Lines that contain the string "JSON" are the ones to list; copy all of them from the records.

MATERIAL PROVIDED:

☆ ☆ ☆ ☆ ☆ ☆ ☆

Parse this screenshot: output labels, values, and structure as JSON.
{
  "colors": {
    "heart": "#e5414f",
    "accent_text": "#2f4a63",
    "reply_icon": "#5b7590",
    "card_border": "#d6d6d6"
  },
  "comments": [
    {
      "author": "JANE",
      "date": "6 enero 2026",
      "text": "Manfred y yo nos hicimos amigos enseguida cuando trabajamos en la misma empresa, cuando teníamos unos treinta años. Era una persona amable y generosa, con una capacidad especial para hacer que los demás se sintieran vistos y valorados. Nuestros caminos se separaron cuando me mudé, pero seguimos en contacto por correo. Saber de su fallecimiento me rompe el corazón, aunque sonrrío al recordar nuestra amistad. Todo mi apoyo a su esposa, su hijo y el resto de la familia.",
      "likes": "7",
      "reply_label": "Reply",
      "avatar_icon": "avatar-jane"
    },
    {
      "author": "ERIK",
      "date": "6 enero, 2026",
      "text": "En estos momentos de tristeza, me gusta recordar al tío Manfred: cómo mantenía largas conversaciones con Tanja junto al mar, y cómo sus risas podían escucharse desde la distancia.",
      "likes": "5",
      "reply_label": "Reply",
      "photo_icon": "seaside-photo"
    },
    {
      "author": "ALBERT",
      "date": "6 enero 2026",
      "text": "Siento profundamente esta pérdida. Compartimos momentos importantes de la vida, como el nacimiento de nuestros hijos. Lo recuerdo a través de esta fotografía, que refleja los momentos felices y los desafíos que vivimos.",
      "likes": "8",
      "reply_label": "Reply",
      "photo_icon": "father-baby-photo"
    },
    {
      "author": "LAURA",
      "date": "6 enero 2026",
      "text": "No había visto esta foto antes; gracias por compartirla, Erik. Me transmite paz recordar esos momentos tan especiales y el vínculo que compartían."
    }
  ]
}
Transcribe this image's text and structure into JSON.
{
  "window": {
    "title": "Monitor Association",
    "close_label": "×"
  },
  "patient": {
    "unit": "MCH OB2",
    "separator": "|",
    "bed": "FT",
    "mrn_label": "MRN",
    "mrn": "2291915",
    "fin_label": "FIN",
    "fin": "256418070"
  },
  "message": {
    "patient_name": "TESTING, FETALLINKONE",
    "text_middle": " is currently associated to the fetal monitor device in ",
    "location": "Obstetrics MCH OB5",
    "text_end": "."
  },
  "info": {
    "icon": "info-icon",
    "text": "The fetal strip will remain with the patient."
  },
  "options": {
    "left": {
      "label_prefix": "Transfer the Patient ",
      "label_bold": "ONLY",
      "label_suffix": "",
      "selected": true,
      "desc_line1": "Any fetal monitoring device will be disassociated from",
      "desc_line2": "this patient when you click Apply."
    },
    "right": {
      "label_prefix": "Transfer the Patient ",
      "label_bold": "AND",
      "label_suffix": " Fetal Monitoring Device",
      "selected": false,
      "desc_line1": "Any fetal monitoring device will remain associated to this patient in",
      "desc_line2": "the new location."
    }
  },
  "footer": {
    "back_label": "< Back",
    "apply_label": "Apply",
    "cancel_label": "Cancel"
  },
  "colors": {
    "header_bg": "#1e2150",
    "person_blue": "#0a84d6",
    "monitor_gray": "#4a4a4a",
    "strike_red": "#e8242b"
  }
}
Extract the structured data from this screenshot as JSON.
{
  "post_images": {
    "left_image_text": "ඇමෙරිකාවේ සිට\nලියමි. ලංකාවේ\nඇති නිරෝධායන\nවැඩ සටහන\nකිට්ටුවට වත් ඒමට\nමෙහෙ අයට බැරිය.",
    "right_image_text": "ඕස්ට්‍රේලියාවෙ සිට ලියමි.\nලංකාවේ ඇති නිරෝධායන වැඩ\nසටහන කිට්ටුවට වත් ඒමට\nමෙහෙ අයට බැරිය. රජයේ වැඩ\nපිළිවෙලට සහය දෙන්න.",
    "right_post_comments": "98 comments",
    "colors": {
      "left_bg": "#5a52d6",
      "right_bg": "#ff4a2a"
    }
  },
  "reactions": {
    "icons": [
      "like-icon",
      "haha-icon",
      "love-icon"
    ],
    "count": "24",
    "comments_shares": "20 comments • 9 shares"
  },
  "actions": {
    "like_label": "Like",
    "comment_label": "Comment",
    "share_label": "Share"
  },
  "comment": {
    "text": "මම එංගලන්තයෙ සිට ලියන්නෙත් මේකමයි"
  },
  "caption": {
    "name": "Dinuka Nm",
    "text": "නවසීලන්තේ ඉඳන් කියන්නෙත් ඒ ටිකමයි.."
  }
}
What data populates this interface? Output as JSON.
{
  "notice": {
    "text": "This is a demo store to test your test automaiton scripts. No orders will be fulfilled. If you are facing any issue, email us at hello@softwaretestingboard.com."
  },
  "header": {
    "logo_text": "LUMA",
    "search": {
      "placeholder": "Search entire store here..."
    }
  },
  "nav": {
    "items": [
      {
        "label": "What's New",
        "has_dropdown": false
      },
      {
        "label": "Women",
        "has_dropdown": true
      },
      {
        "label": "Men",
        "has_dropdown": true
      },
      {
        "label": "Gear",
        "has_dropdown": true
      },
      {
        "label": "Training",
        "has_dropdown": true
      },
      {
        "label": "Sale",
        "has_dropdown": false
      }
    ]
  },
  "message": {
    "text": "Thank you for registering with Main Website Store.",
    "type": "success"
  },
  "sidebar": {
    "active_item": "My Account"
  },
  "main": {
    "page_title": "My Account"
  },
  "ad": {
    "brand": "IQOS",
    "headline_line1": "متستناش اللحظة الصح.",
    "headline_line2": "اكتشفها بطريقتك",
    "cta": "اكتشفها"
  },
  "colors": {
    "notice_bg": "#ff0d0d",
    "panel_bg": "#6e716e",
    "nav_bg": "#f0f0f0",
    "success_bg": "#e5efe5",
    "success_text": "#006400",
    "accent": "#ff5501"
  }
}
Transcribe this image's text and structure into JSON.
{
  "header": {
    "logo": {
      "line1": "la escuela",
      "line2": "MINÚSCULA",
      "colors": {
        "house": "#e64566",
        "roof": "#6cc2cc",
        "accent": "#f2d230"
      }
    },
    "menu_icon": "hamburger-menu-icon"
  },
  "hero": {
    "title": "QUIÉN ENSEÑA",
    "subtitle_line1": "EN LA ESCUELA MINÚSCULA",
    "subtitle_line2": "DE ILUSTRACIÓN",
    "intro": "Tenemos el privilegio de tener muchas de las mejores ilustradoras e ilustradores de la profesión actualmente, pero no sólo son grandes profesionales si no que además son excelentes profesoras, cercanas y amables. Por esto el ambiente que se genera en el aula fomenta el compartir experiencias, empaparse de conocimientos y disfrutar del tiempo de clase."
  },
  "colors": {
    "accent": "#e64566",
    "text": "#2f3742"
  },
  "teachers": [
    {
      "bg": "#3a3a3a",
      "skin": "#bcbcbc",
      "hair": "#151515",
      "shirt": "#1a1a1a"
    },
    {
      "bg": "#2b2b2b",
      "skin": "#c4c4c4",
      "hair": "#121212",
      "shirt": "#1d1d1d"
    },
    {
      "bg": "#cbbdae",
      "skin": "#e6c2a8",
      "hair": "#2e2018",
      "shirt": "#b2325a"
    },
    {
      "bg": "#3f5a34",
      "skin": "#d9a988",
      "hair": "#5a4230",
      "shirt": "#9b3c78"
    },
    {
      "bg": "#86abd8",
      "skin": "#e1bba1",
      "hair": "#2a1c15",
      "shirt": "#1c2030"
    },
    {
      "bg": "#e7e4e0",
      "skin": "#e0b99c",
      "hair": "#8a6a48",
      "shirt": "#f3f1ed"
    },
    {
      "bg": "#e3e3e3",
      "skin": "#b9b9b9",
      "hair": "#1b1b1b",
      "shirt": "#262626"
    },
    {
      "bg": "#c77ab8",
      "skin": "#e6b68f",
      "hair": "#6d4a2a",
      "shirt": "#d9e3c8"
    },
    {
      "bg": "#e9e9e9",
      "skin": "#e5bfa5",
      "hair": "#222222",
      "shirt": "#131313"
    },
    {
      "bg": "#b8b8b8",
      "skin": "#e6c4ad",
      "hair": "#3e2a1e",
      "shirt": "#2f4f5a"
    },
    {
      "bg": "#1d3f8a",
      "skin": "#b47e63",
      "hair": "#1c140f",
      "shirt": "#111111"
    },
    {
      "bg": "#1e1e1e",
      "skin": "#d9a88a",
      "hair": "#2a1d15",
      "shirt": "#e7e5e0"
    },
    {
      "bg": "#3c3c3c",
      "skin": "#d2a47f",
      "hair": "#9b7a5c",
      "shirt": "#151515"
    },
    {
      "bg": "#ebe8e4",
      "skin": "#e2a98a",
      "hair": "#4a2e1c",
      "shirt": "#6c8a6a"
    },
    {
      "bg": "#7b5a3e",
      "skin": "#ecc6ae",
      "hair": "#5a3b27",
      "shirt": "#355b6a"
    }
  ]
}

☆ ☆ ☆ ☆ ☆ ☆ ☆

OUTPUT:
Parse this screenshot: output labels, values, and structure as JSON.
Transcribe this image's text and structure into JSON.
Extract the structured data from this screenshot as JSON.
What data populates this interface? Output as JSON.
Transcribe this image's text and structure into JSON.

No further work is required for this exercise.